Sisters Meg and Dia Frampton are a modern day Brady Bunch. The musical girls started playing together as an acoustic duo while living in Vegas and have since moved to Utah and taken on three more band members for a fuller sound that earned them spots on the Warped Tour in 2006 and 2007.
We chatted with Dia as she drove the band’s van to Guitar Center and found out about Meg & Dia’s upcoming album, the first song Dia ever wrote and the ups and way, way downs of life on the road.
The band kicks off their tour tonight in Vegas at the House of Blues.
What do you have planned for this tour?
We’re getting a new record out; it’s coming out sometime in March, I believe. We haven’t ever really played a lot of the new songs. The next set that we’ve been practicing is 70 to 80 percent new songs. Some of the old songs I’ve been playing for over six years, so it’s just good to get some new material from our new record.
What music did you do while you were living in Vegas?
We were in a band called Coward’s Courage for a short while. Then Meg left to Utah and she joined another more hardcore band. I stayed with the band and then it slowly fell apart, because I feel like essentially Meg and I play really well together, and when we get our own separate bands the dynamic is really lost. So we just found our way back to each other, as funny as that sounds.
Does playing Vegas feel like a homecoming for you?
For some reason, I don’t really feel like I have that big home city. I know bands are like “We’re from this place,” but it’s hard to say where we’re from because we started acoustic in Vegas, and we essentially became a band in Utah.
You played Warped Tour in 2006 and 2007. How was that first tour in 2006 when you were just starting out?
It was a big shock. We played in a dirt tent for the whole 2006 tour. … We were on a bus, but we were paying for the bus with our merch money, so by the end of the tour we had like an $8,000 debt to our merch company. It was really stressful, because it felt like we had an apartment, which was our bus, that we couldn’t afford.

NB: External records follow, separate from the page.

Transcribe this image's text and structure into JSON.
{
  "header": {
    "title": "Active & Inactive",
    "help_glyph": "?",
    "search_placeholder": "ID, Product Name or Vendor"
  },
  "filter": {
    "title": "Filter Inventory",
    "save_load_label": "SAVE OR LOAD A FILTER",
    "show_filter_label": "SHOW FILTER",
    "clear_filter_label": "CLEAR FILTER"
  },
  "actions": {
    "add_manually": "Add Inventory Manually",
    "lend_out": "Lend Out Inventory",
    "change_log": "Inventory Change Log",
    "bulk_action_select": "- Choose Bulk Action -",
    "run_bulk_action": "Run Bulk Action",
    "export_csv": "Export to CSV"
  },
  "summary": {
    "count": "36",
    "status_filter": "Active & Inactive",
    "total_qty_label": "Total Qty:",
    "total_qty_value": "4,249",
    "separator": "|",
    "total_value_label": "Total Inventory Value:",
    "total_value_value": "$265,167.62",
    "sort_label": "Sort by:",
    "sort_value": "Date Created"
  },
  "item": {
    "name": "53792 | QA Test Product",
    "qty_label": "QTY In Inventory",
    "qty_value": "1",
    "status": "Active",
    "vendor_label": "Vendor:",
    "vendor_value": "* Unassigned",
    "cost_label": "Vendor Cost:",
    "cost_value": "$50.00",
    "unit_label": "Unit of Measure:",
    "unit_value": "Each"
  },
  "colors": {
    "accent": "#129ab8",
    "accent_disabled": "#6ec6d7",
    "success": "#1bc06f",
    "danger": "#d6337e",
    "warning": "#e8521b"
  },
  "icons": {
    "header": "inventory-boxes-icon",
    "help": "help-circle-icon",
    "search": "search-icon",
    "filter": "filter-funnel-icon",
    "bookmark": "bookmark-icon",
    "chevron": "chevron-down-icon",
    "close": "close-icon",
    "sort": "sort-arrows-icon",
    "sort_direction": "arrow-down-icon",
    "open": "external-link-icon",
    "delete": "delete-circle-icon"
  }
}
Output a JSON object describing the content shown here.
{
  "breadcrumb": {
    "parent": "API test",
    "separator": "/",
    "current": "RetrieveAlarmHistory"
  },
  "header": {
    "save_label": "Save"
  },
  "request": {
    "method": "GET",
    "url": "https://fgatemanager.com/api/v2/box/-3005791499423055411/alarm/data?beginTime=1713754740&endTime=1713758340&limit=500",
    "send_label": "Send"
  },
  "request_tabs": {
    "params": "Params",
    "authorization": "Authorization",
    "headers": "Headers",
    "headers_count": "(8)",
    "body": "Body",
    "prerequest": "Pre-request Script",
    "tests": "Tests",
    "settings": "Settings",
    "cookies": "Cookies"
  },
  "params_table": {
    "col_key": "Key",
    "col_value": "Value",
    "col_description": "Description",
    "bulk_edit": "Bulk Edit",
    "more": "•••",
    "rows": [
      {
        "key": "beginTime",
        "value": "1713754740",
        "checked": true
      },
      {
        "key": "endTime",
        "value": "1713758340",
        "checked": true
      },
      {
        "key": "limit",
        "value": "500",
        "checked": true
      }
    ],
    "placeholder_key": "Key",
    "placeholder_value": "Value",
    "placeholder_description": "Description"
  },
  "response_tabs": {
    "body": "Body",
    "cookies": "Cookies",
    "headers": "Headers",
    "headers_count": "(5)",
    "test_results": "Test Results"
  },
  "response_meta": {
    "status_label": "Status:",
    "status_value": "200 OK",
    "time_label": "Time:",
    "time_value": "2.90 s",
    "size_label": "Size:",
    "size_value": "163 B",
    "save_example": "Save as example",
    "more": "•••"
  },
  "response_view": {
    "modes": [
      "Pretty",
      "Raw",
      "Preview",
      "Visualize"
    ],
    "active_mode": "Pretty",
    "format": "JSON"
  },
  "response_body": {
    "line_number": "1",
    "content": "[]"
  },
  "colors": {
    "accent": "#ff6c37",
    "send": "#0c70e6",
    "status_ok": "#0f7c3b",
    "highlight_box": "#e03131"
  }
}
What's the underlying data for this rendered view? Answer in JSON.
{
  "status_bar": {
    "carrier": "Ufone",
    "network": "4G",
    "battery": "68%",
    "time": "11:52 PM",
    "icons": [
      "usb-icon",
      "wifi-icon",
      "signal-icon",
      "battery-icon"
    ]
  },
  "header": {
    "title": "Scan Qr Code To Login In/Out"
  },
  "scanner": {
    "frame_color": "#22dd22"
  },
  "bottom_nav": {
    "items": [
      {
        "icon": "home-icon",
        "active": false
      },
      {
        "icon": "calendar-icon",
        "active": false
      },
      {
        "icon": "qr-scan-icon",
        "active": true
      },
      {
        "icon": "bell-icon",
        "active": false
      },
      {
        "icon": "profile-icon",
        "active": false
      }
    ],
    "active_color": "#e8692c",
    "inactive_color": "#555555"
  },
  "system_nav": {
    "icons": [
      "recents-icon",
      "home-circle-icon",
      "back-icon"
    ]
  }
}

Meg would be sitting in her bunk calculating money from T-shirts, and she’d be like, “We need to sell this many more CDs to be able to pay rent, for our bus spots.” It was the hardest time for our band. It’s just like being married. When you’re in debt, it’s awful.
A lot of your songs have been inspired by literature. Are any of your new songs specifically based on books?
Our new record is a lot more about our lives and our personal relationships with people and how we feel about everything that’s happened to us in the last couple of years. The only song that’s based specifically on a book is called “Hug me til You Drug Me,” which is based on a book called Brave New World If I didn’t tell you I wrote about that most people wouldn’t know, because it’s just my reflections on the author Aldous Huxley’s experiences and his ideas about how you can grow up a certain way because of the parents you have or the environment you’re in.
What’s the first song you remember writing?
I wrote a song when I was 14 about my best friend and her boyfriend. It was the funniest song. It was called “Lacey’s Song” cause that was my friend. … I knew three chords on the guitar and I just wrote her this song cause I was like,” That guy’s a douche, so I’m going to write you a song.” I mean, she thought it was good, but she was just being nice, ‘cause it was awful.